Below are some entries. Copy each line that holds the string "labels".
☆ ☆ ☆ ☆ ☆ ☆ ☆
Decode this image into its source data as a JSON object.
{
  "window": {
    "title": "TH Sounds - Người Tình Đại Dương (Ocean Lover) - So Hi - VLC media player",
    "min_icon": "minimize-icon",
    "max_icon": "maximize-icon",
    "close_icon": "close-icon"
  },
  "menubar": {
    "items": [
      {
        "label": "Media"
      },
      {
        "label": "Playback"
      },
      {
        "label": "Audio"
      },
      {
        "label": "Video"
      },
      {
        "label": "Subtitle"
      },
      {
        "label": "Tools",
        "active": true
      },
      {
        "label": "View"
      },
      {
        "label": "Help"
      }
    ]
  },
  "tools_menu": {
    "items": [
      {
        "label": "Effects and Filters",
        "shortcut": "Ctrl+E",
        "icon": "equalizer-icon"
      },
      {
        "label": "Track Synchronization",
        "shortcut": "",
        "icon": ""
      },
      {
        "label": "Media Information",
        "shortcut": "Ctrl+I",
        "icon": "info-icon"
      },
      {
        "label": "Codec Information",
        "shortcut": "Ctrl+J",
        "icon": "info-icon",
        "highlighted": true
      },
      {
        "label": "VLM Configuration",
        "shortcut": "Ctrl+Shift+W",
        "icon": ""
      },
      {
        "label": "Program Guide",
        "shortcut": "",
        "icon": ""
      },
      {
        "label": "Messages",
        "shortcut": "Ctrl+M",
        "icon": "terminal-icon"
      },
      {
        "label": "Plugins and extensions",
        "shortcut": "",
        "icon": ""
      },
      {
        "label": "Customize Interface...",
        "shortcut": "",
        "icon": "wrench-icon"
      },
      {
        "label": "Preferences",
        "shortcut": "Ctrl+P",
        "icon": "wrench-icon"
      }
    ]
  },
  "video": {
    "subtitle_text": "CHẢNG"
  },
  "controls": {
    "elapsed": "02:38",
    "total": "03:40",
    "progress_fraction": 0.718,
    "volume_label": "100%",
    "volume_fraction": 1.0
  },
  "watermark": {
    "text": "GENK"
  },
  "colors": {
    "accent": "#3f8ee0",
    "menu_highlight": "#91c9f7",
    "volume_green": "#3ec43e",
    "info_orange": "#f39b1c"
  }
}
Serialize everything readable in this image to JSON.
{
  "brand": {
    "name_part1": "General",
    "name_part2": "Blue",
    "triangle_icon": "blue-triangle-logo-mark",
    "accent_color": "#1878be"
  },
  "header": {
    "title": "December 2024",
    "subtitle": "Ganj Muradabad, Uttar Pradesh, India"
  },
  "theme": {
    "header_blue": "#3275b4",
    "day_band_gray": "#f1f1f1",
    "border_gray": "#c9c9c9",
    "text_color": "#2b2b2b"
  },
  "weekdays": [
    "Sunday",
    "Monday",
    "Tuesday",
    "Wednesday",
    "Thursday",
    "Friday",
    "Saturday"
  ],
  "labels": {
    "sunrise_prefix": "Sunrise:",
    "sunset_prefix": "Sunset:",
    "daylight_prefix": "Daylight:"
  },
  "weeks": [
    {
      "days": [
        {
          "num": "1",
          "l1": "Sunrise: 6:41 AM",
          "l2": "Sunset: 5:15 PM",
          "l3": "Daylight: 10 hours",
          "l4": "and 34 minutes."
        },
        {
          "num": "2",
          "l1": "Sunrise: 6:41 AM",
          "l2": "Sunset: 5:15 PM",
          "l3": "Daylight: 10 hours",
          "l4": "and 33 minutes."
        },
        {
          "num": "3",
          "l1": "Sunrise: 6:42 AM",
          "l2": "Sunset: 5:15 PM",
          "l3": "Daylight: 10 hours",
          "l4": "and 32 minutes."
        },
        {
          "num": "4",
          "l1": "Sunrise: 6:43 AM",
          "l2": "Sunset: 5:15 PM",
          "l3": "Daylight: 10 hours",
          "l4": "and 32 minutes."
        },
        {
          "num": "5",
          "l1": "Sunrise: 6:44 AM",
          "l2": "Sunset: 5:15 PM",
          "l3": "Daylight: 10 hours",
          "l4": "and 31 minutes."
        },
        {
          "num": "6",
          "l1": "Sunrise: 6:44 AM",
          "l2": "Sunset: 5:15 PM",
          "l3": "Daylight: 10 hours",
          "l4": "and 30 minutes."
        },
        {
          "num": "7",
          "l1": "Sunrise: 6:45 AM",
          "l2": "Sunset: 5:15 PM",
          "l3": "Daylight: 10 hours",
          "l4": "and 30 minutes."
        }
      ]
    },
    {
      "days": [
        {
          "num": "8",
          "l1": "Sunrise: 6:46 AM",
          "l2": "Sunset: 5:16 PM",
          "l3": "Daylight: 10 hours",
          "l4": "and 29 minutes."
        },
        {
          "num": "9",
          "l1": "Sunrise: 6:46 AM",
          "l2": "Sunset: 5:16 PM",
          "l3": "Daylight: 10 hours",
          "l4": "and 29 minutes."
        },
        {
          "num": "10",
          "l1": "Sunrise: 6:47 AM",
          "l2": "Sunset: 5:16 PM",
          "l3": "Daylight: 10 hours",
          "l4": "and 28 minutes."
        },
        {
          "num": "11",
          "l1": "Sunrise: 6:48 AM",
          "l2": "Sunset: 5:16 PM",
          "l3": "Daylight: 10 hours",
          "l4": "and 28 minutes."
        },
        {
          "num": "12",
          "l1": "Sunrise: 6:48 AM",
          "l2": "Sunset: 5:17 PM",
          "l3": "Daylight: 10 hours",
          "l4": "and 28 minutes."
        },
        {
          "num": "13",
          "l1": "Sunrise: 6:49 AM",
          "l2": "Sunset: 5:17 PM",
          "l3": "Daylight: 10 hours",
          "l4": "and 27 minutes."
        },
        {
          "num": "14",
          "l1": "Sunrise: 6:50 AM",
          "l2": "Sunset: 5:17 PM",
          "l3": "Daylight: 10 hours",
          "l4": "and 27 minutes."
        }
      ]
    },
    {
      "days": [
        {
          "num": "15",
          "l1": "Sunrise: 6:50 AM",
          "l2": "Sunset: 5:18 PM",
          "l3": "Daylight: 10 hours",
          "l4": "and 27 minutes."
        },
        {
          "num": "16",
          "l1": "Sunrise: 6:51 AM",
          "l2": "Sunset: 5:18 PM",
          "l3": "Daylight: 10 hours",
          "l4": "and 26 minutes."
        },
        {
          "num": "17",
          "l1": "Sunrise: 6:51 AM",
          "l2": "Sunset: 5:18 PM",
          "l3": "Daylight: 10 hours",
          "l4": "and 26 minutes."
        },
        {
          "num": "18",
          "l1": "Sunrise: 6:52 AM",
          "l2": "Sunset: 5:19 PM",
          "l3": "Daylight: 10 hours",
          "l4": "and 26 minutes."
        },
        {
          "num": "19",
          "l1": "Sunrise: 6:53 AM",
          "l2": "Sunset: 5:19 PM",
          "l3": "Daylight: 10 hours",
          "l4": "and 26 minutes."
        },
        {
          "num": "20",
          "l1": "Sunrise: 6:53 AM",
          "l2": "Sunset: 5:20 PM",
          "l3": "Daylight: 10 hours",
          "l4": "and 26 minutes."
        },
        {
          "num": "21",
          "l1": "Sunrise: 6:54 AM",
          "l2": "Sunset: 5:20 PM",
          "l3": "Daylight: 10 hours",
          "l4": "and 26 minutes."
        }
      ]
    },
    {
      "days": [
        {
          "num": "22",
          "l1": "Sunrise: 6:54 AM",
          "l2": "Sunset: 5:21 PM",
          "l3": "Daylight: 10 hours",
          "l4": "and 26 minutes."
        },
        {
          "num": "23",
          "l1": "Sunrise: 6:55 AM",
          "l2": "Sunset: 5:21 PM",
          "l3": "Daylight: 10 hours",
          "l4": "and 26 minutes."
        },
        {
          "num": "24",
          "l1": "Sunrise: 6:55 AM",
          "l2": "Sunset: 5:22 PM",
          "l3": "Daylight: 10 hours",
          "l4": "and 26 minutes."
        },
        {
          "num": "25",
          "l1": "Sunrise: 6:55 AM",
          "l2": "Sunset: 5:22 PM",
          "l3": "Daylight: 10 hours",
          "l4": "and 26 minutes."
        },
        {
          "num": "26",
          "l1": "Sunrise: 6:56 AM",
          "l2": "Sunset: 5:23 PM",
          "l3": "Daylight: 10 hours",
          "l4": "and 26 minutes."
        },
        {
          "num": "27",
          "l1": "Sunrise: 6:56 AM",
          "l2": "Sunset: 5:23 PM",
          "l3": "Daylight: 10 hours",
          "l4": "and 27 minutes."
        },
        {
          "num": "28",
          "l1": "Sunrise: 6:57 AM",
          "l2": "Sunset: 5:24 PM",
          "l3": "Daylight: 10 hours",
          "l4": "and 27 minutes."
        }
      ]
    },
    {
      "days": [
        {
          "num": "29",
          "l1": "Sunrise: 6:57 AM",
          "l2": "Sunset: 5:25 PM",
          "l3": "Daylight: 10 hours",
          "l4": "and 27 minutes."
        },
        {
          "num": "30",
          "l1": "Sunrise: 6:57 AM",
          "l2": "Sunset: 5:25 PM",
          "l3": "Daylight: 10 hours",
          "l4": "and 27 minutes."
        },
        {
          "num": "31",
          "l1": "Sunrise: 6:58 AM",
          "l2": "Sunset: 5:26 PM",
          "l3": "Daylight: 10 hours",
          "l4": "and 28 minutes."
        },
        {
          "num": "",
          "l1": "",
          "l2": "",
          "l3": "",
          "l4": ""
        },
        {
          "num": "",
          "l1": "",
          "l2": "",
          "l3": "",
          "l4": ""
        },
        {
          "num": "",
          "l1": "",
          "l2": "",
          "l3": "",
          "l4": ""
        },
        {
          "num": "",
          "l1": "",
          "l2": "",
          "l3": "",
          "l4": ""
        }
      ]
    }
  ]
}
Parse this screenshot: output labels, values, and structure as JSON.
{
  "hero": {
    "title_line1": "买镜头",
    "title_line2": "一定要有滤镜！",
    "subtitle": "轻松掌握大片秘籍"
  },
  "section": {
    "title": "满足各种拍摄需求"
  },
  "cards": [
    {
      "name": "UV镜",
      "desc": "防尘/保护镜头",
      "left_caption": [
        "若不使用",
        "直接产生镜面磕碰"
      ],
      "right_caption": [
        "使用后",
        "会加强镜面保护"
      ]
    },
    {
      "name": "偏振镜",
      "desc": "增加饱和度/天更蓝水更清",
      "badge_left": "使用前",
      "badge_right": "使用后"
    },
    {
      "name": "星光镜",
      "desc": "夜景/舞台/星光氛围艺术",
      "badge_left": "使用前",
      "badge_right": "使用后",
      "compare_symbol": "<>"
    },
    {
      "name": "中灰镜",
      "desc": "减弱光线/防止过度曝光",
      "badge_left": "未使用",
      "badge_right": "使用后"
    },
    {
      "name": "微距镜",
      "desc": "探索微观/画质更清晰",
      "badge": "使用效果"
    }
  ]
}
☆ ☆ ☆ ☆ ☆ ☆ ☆
- **SOLVED EXERCISE**:
  "labels": {
Parse this screenshot: output labels, values, and structure as JSON.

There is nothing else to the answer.